“Ahoy, scallywag, try to not choke your swimmer!” The swim-shirt closest to me jabbers on, and I realize that air is trapped below my collar, turning me into a buoy. So now I’m suffocating the little moron. Finally the class ends, with the kid half dead, my body drenched, and the seadog losers laughing their hems off.
Two days ago, I get some relief at last when the cleaning lady arrives. She puts me inside the washing machine and then lays me inside the dryer for a full-body massage. Best of all, she sets me on the highest shelf of the closet, next to an unmatched sock who has been hiding here for longer than I’ve been alive. We should be good for a few years: no way the brat can reach us without a stool before college.
Daniel Wei, 13
Last night was sleepless. The giant in the bed had woken up intermittently, grabbed me off the nightstand, and flipped through my pages before falling back into slumber. Today is gonna be a long day, I think to myself, yawning.
Suddenly, the giant grabs me, tucks me under his arm, and heads outside into the gray day. Where are we going? I wonder. For a moment, my heart beats wildly. Maybe he is taking me on a fun trip? But I soon realize I am wrong. Very wrong. He drops me into a black bin, and down I go, into a stinking abyss. My heart sinks. Why doesn’t he want me anymore?
Later, the bin gets wheeled out. For a second, I breathe pure oxygen, before getting dumped into yet another heap of garbage. Why must this happen to me? I reach a large mountain of dirt and trash. What a cruel fate, I think.

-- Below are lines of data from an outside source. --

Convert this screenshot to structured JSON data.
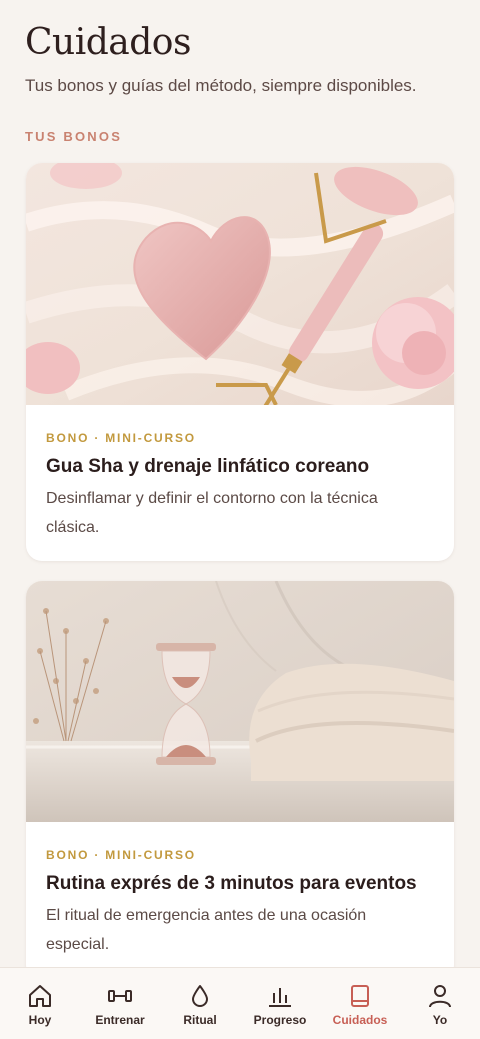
{
  "header": {
    "title": "Cuidados",
    "subtitle": "Tus bonos y guías del método, siempre disponibles."
  },
  "section": {
    "label": "TUS BONOS"
  },
  "cards": [
    {
      "tag": "BONO · MINI-CURSO",
      "title": "Gua Sha y drenaje linfático coreano",
      "description": "Desinflamar y definir el contorno con la técnica clásica."
    },
    {
      "tag": "BONO · MINI-CURSO",
      "title": "Rutina exprés de 3 minutos para eventos",
      "description": "El ritual de emergencia antes de una ocasión especial."
    }
  ],
  "tabbar": {
    "active": "Cuidados",
    "accent_color": "#c75f55",
    "items": [
      {
        "label": "Hoy",
        "icon": "home-icon"
      },
      {
        "label": "Entrenar",
        "icon": "dumbbell-icon"
      },
      {
        "label": "Ritual",
        "icon": "drop-icon"
      },
      {
        "label": "Progreso",
        "icon": "bar-chart-icon"
      },
      {
        "label": "Cuidados",
        "icon": "book-icon"
      },
      {
        "label": "Yo",
        "icon": "user-icon"
      }
    ]
  }
}
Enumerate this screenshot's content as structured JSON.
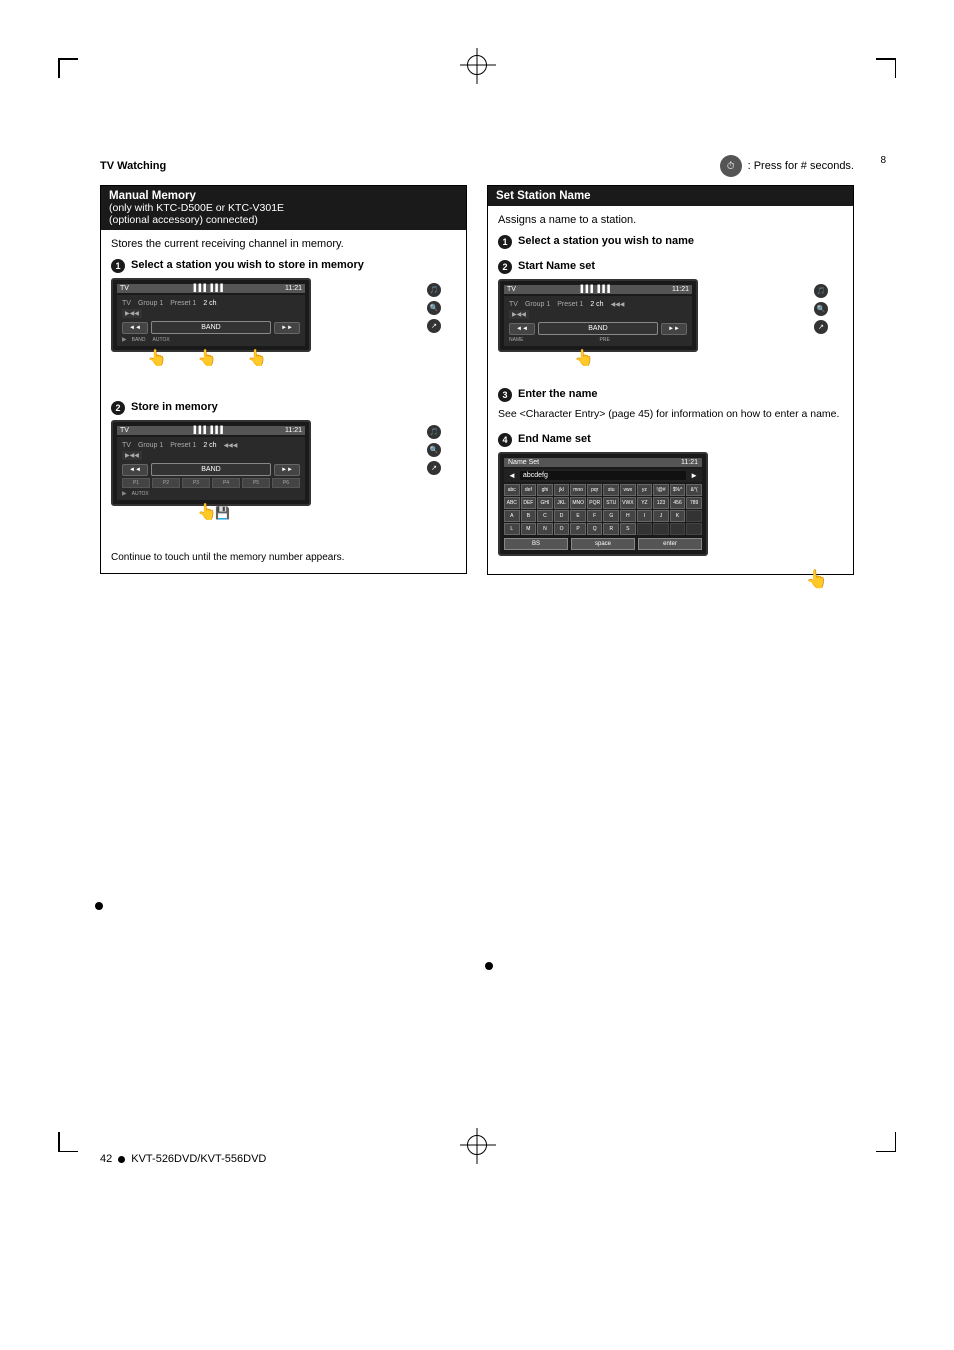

But just then a gloved hand picks me up gently. “What is this feller doin’ here? Ain’t he a recyclable?” He flips through my pages. “Interesting,” the guy mumbles. I beam. It feels good to be “interesting” once more.
The nice man puts me in his backpack and carries me around for the rest of the day. I see some interesting trinkets, before getting dropped into a blue bin. I sleep well that night, and before I know it, I’m a different color, with different words, back on the giant’s nightstand once more.
Woes of a Blanket
Lacole Yang, 13
I am crumpled into myself, lying sprawled over the bed. My folds are entangled, wrapped around and trapped beneath the body. Its head suddenly jerks up, eyes squinting past me, and collapses again.
The body strikes me rapidly with its feet, pummeling me until I am unfolded and draped over it. The body is quite disgraceful, constantly beating me up like that. It would take just a few seconds to pick me up gently with its hands and smooth me out softly, but instead, every single time we interact, it throws me around carelessly. Always dirtying my pristine white surface with its disgusting sweat and dead skin, the body never shows me any respect. Sometimes I think about smothering the body beneath my pure, smooth, polyester material, but that would mean touching its repulsive features even more. It’s useless to dream about it anyway, since I am incapable of doing anything to help myself.
Each day is the same, and I must endure the body’s terrible actions. It leaves me wrinkled on the bed, the morning air blowing coldly across my soft sides, waiting there until someone picks me up and imprisons me between layers of myself. As the day stretches on, the sun slowly rising and sinking, I have no choice but to sit there until the body thumps me and crumples me again.